Imagine every morning when you get out of bed, you're thrust into an existential crisis. That's probably what life was like for Arthur Schopenhauer. Throughout Schopenhauer's education in Europe, he was taught skepticism and critiques on previous philosophers that denounced faith and a divine plan, rather to focus on self-consciousness and rationalization of self. This philosophical education gave Schopenhauer thoughts on the supreme principle and he came up with his own conceptual consciousness. This concept of Schopenhauer's Will is explained through his separation of Will and Intellect, the cohesion of mind and body, and his presupposition of the inexistence of God.

Schopenhauer takes the traditional idealist theories of German philosophers and elevates them to a new level. Whereas before, philosophers believed in introspection which would lead to the discovery of self, and more importantly self actualization; for Schopenhauer, he believed that introspection will not lead to a discovery of self-consciousness, but rather one finds their "Will," or a mindless, non-rational urge to produce actions based off of our instincts.

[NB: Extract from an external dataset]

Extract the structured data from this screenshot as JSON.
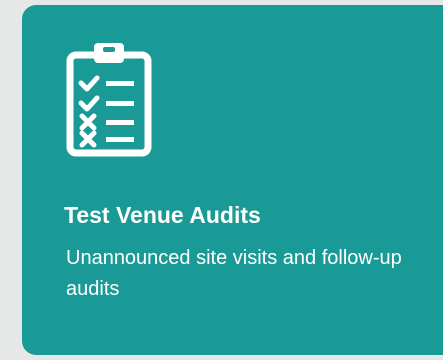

This Will is the natural force that drives everything in nature to function as it does and is the reason the world continues to exist. This doesn't mean that humans are simply acting as animals with not thought for consequences or outcomes, but it separates causality from action. The Will is the raw force that causes humans to clash into each other in daily interaction, (Stanford.edu). It is why we do everything, it encompasses hope, fear, repulsion, attraction, etc. It is our subconscious motivation for everything we do. The people and places and objects and scenery that make up our world are part of our individuated intellect and are considered separate to our Will, according to Schopenhauer.

The Intellect is the part of ourselves where we store the...